There are those who would say that the death of the romantic comedy is hardly a loss, but I beg to differ. When my life is a bit dreary or just downright depressing, a little Jane Austen BBC-style can go a long way in lifting my spirits. There are those who would call this escapism and I will fully admit this is a danger to be avoided. But a well crafted romance can inspire, encourage, and even reprimand us for taking for granted one of God’s greatest gifts to mankind—romantic love. Our views of love are reflected, shaped, and then reflected back again by the powerful force of a good love story.
A few weekends ago, I watched two films back to back—Once and Broken English. One of these left me in awe of its simplicity and beauty. The other was like the third Oreo—it feels so good going down but the more the think about it, the more you regret having swallowed it. I think these two films make a great study in contrasts. Old school love is supposed to inspire us and make us better people, whereas the new school says if you sleep with enough people eventually you might luck out and find someone you can spend at least the next three months with. (Is my bias showing?)

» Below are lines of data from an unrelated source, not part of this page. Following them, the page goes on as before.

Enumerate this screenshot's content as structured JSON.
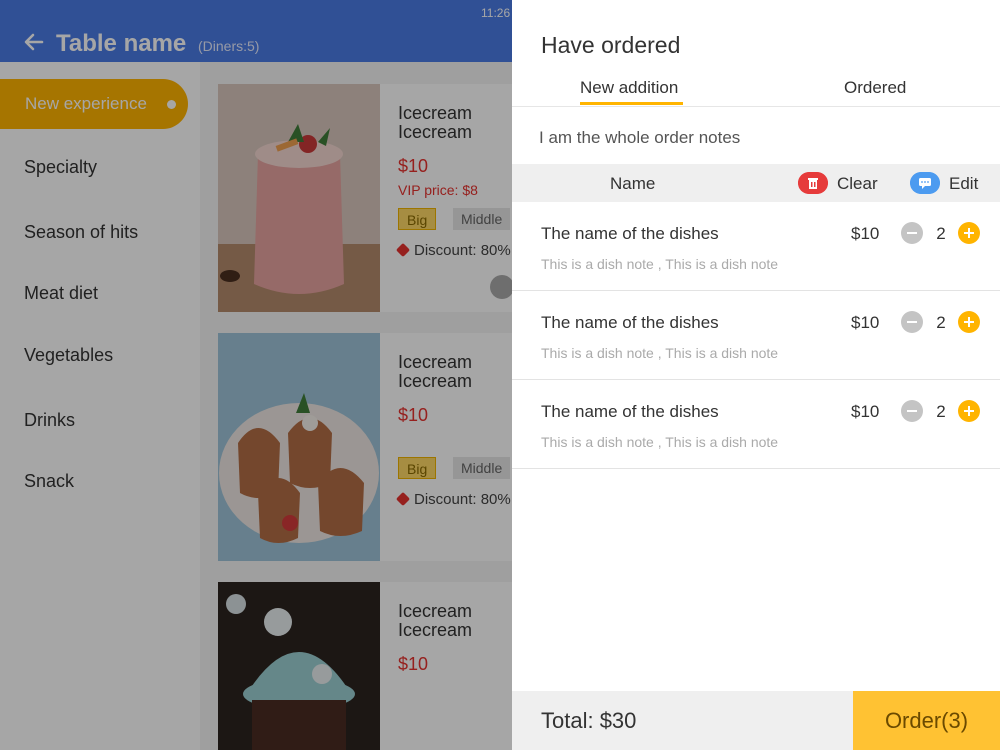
{
  "status_bar": {
    "time": "11:26"
  },
  "header": {
    "title": "Table name",
    "diners": "(Diners:5)"
  },
  "sidebar": {
    "items": [
      {
        "label": "New experience",
        "active": true
      },
      {
        "label": "Specialty"
      },
      {
        "label": "Season of hits"
      },
      {
        "label": "Meat diet"
      },
      {
        "label": "Vegetables"
      },
      {
        "label": "Drinks"
      },
      {
        "label": "Snack"
      }
    ]
  },
  "products": [
    {
      "title": "Icecream Icecream",
      "price": "$10",
      "vip_price": "VIP price: $8",
      "tags": [
        "Big",
        "Middle"
      ],
      "discount": "Discount: 80%"
    },
    {
      "title": "Icecream Icecream",
      "price": "$10",
      "tags": [
        "Big",
        "Middle"
      ],
      "discount": "Discount: 80%"
    },
    {
      "title": "Icecream Icecream",
      "price": "$10"
    }
  ],
  "panel": {
    "title": "Have ordered",
    "tabs": [
      {
        "label": "New addition",
        "active": true
      },
      {
        "label": "Ordered"
      }
    ],
    "order_notes": "I am the whole order notes",
    "header": {
      "name_label": "Name",
      "clear_label": "Clear",
      "edit_label": "Edit"
    },
    "dishes": [
      {
        "name": "The name of the dishes",
        "price": "$10",
        "qty": "2",
        "note": "This is a dish note , This is a dish note"
      },
      {
        "name": "The name of the dishes",
        "price": "$10",
        "qty": "2",
        "note": "This is a dish note , This is a dish note"
      },
      {
        "name": "The name of the dishes",
        "price": "$10",
        "qty": "2",
        "note": "This is a dish note , This is a dish note"
      }
    ],
    "total": "Total: $30",
    "order_button": "Order(3)"
  },
  "colors": {
    "accent": "#ffb400",
    "header_blue": "#4a7be5",
    "price_red": "#e6322e",
    "order_button": "#ffc233"
  }
}
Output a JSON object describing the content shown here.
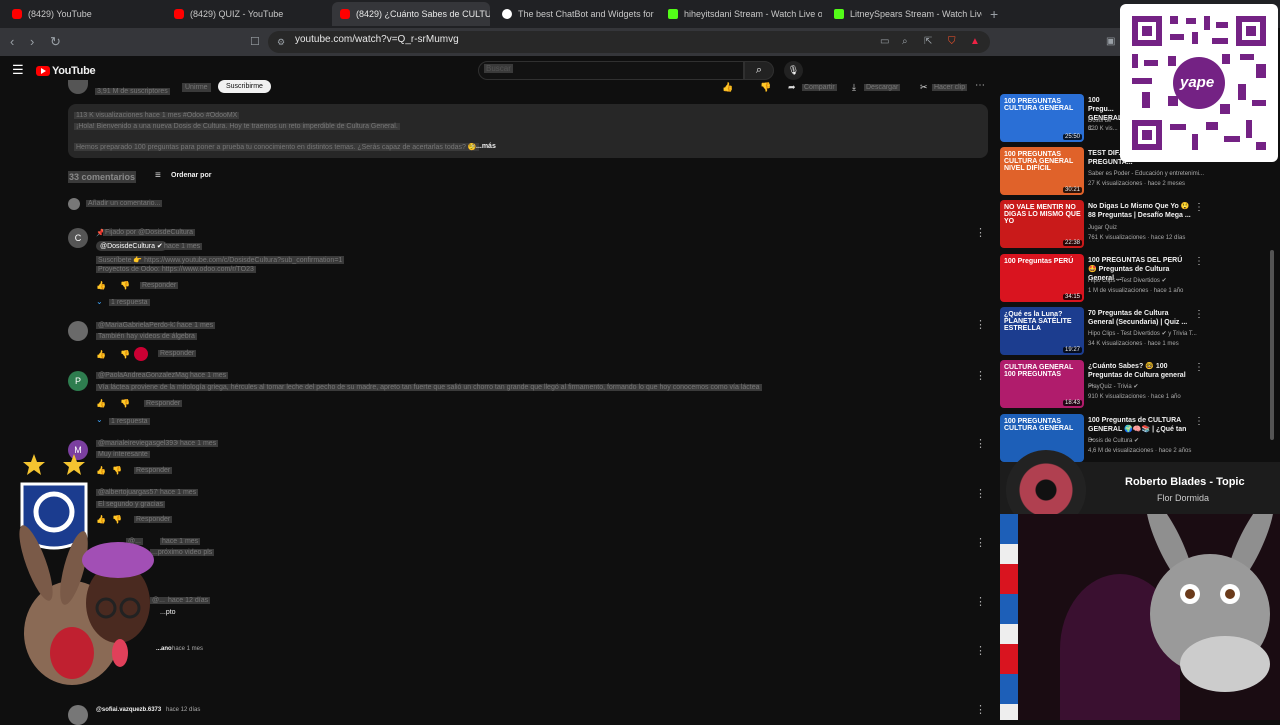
{
  "browser": {
    "tabs": [
      {
        "title": "(8429) YouTube",
        "icon": "youtube-icon",
        "active": false
      },
      {
        "title": "(8429) QUIZ - YouTube",
        "icon": "youtube-icon",
        "active": false
      },
      {
        "title": "(8429) ¿Cuánto Sabes de CULTU",
        "icon": "youtube-icon",
        "active": true
      },
      {
        "title": "The best ChatBot and Widgets for Ki",
        "icon": "chatbot-icon",
        "active": false
      },
      {
        "title": "hiheyitsdani Stream - Watch Live on",
        "icon": "kick-icon",
        "active": false
      },
      {
        "title": "LitneySpears Stream - Watch Live",
        "icon": "kick-icon",
        "active": false
      }
    ],
    "close_glyph": "×",
    "new_tab_glyph": "+",
    "url": "youtube.com/watch?v=Q_r-srMumvg"
  },
  "youtube": {
    "logo_text": "YouTube",
    "search_placeholder": "Buscar",
    "channel": {
      "subs": "3,91 M de suscriptores",
      "joined": "Unirme",
      "subscribe": "Suscribirme"
    },
    "actions": [
      "Compartir",
      "Descargar",
      "Hacer clip"
    ],
    "description": {
      "stats": "113 K visualizaciones hace 1 mes #Odoo #OdooMX",
      "line1": "¡Hola! Bienvenido a una nueva Dosis de Cultura. Hoy te traemos un reto imperdible de Cultura General.",
      "line2": "Hemos preparado 100 preguntas para poner a prueba tu conocimiento en distintos temas. ¿Serás capaz de acertarlas todas? 🧐",
      "more": "...más"
    },
    "comments_header": {
      "count": "33 comentarios",
      "sort": "Ordenar por"
    },
    "add_comment": "Añadir un comentario...",
    "comments": [
      {
        "pinned": "Fijado por @DosisdeCultura",
        "author": "@DosisdeCultura ✔",
        "time": "hace 1 mes",
        "lines": [
          "Suscríbete 👉 https://www.youtube.com/c/DosisdeCultura?sub_confirmation=1",
          "Proyectos de Odoo: https://www.odoo.com/r/TO23"
        ],
        "reply": "Responder",
        "replies": "1 respuesta",
        "avatar_letter": "C",
        "avatar_color": "#555555"
      },
      {
        "author": "@MariaGabrielaPerdo-k3b",
        "time": "hace 1 mes",
        "lines": [
          "También hay videos de álgebra"
        ],
        "reply": "Responder",
        "avatar_letter": "",
        "avatar_color": "#6a6a6a"
      },
      {
        "author": "@PaolaAndreaGonzalezMagan",
        "time": "hace 1 mes",
        "lines": [
          "Vía láctea proviene de la mitología griega, hércules al tomar leche del pecho de su madre, apreto tan fuerte que salió un chorro tan grande que llegó al firmamento, formando lo que hoy conocemos como vía láctea"
        ],
        "reply": "Responder",
        "replies": "1 respuesta",
        "avatar_letter": "P",
        "avatar_color": "#2e7d4f"
      },
      {
        "author": "@marialeireviegasgel3936",
        "time": "hace 1 mes",
        "lines": [
          "Muy interesante"
        ],
        "reply": "Responder",
        "avatar_letter": "M",
        "avatar_color": "#7b3fa0"
      },
      {
        "author": "@albertojuargas5798",
        "time": "hace 1 mes",
        "lines": [
          "El segundo y gracias"
        ],
        "reply": "Responder",
        "avatar_letter": "",
        "avatar_color": "#444444"
      },
      {
        "author": "@...",
        "time": "hace 1 mes",
        "lines": [
          "...próximo video pls"
        ],
        "reply": "",
        "avatar_letter": "",
        "avatar_color": "#444444"
      },
      {
        "author": "@...",
        "time": "hace 12 días",
        "lines": [
          "...pto"
        ],
        "reply": "",
        "avatar_letter": "",
        "avatar_color": "#444444"
      },
      {
        "author": "...ano",
        "time": "hace 1 mes",
        "lines": [],
        "reply": "",
        "avatar_letter": "",
        "avatar_color": "#444444"
      },
      {
        "author": "@sofiai.vazquezb.6373",
        "time": "hace 12 días",
        "lines": [],
        "reply": "",
        "avatar_letter": "",
        "avatar_color": "#777777"
      }
    ],
    "sidebar": [
      {
        "title": "100 Pregu... GENERAL",
        "channel": "Dosis de C...",
        "meta": "320 K vis...",
        "duration": "25:50",
        "thumb_text": "100 PREGUNTAS CULTURA GENERAL",
        "color": "#2a6fd6"
      },
      {
        "title": "TEST DIF... GENERAL 🔥 | 100 PREGUNTA...",
        "channel": "Saber es Poder - Educación y entretenimi...",
        "meta": "27 K visualizaciones · hace 2 meses",
        "duration": "30:21",
        "thumb_text": "100 PREGUNTAS CULTURA GENERAL NIVEL DIFÍCIL",
        "color": "#e0622a"
      },
      {
        "title": "No Digas Lo Mismo Que Yo 😲 88 Preguntas | Desafío Mega ...",
        "channel": "Jugar Quiz",
        "meta": "761 K visualizaciones · hace 12 días",
        "duration": "22:38",
        "thumb_text": "NO VALE MENTIR NO DIGAS LO MISMO QUE YO",
        "color": "#c91a1a"
      },
      {
        "title": "100 PREGUNTAS DEL PERÚ 🤩 Preguntas de Cultura General ...",
        "channel": "Hipo Clips - Test Divertidos ✔",
        "meta": "1 M de visualizaciones · hace 1 año",
        "duration": "34:15",
        "thumb_text": "100 Preguntas PERÚ",
        "color": "#d9141f"
      },
      {
        "title": "70 Preguntas de Cultura General (Secundaria) | Quiz ...",
        "channel": "Hipo Clips - Test Divertidos ✔ y Trivia T...",
        "meta": "34 K visualizaciones · hace 1 mes",
        "duration": "19:27",
        "thumb_text": "¿Qué es la Luna? PLANETA SATÉLITE ESTRELLA",
        "color": "#1c3d8f"
      },
      {
        "title": "¿Cuánto Sabes? 🤓 100 Preguntas de Cultura general ...",
        "channel": "PlayQuiz - Trivia ✔",
        "meta": "910 K visualizaciones · hace 1 año",
        "duration": "18:43",
        "thumb_text": "CULTURA GENERAL 100 PREGUNTAS",
        "color": "#b01c6c"
      },
      {
        "title": "100 Preguntas de CULTURA GENERAL 🌍🧠📚 | ¿Qué tan ...",
        "channel": "Dosis de Cultura ✔",
        "meta": "4,6 M de visualizaciones · hace 2 años",
        "duration": "",
        "thumb_text": "100 PREGUNTAS CULTURA GENERAL",
        "color": "#1d5fb8"
      }
    ]
  },
  "overlays": {
    "qr_label": "yape",
    "music_title": "Roberto Blades - Topic",
    "music_track": "Flor Dormida"
  },
  "colors": {
    "youtube_red": "#ff0000",
    "kick_green": "#53fc18",
    "yape_purple": "#742284"
  }
}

On the surface, Once might seem far from the classic love story. It’s a bit darker, a bit sadder and the two main characters never actually “fall in love,” which in modern love story language translates “they never sleep together.” What they do is bring out the best in one another, challenge one another, and leave each others’ lives a little better off. They never show any physical affection for one another (they never even articulate their feelings) because to do so wouldn’t be in the best interest of either one of them, and they know this. They are tempted, but they refrain and in the end leave their friendship untarnished by regret. One of the biggest flaws in modern romance movies is that they tend to be peopled by characters whom you either don’t understand or really don’t care for. I can’t count the number of films I have seen where I am supposed to be rooting for the main characters, who are misunderstood, insecure, immature, etc. I wouldn’t let these people walk my dog, let alone date my daughter (granted, she is only four, but you get the idea).

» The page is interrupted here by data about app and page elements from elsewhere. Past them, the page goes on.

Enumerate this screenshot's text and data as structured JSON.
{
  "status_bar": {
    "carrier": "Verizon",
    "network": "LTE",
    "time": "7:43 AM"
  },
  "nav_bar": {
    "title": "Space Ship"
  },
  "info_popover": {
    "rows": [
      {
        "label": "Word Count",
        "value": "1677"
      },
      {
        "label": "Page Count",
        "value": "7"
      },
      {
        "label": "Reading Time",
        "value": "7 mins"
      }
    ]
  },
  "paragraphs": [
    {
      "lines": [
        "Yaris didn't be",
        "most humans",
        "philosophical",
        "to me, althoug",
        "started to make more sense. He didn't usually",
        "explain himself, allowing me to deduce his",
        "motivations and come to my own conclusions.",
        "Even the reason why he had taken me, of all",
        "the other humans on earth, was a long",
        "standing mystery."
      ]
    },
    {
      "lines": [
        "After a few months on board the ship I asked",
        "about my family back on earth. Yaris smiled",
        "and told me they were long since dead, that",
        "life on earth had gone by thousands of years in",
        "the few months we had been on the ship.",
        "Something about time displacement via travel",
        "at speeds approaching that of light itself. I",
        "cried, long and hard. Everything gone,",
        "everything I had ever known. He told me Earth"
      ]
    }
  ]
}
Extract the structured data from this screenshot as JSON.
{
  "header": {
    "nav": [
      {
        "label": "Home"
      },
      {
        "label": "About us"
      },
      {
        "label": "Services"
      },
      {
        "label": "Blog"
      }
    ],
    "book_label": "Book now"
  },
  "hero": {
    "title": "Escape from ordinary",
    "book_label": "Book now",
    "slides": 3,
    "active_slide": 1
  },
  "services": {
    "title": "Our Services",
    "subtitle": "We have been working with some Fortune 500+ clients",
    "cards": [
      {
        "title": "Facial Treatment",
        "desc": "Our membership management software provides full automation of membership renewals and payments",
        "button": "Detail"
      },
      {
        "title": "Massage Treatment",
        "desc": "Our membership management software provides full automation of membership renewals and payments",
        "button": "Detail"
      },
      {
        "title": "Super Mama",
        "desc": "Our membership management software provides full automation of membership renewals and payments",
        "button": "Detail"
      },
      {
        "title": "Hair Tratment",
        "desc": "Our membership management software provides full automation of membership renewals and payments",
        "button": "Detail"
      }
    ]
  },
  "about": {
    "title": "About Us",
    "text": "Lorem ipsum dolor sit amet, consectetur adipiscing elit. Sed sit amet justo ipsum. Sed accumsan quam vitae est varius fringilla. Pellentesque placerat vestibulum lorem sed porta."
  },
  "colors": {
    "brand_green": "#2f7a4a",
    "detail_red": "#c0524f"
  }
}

This isn’t entirely true of the second film, Broken English but it isn’t far off either. This movie definitely fits more in the modern love story mold. Desperately (and I mean desperately) lonely girl, seeks love and companionship, and looks for love in all the wrong places. Parker Posey’s performance as Nora is amazing. You genuinely like her, want to see her happy, and definitely wish that she were your friend (and your size) so that you could raid her wardrobe. (Side note: wardrobe. It used to be that the heroines were beautiful despite their poverty, sometimes even despite their outward appearance, e.g. Jane Eyre. Then we had great clothes and good character, e.g. anything Doris Day. Now it seems like we are supposed to like the main character solely based on her clothing choices. But I digress.) The major flaw of Broken English is that you are simply supposed to take the filmmakers’ word for it that Nora has grown and become content with her singleness (during a brief holiday in Paris while searching for her lost lover). Not only that but you are supposed to take on faith the fact that this man is good for her simply because he has a foreign accent, dances badly, and is sad to leave her. Some foundation for true love. When Nora agrees to stay and “see what happens” with Julian you feel a hollow sense of victory. It’s like Cool Whip; they may try to convince you it’s just like whipping cream, and for making Jell-O salad it will do. But deep down inside, you know it’s just a cheap imitation of the real thing.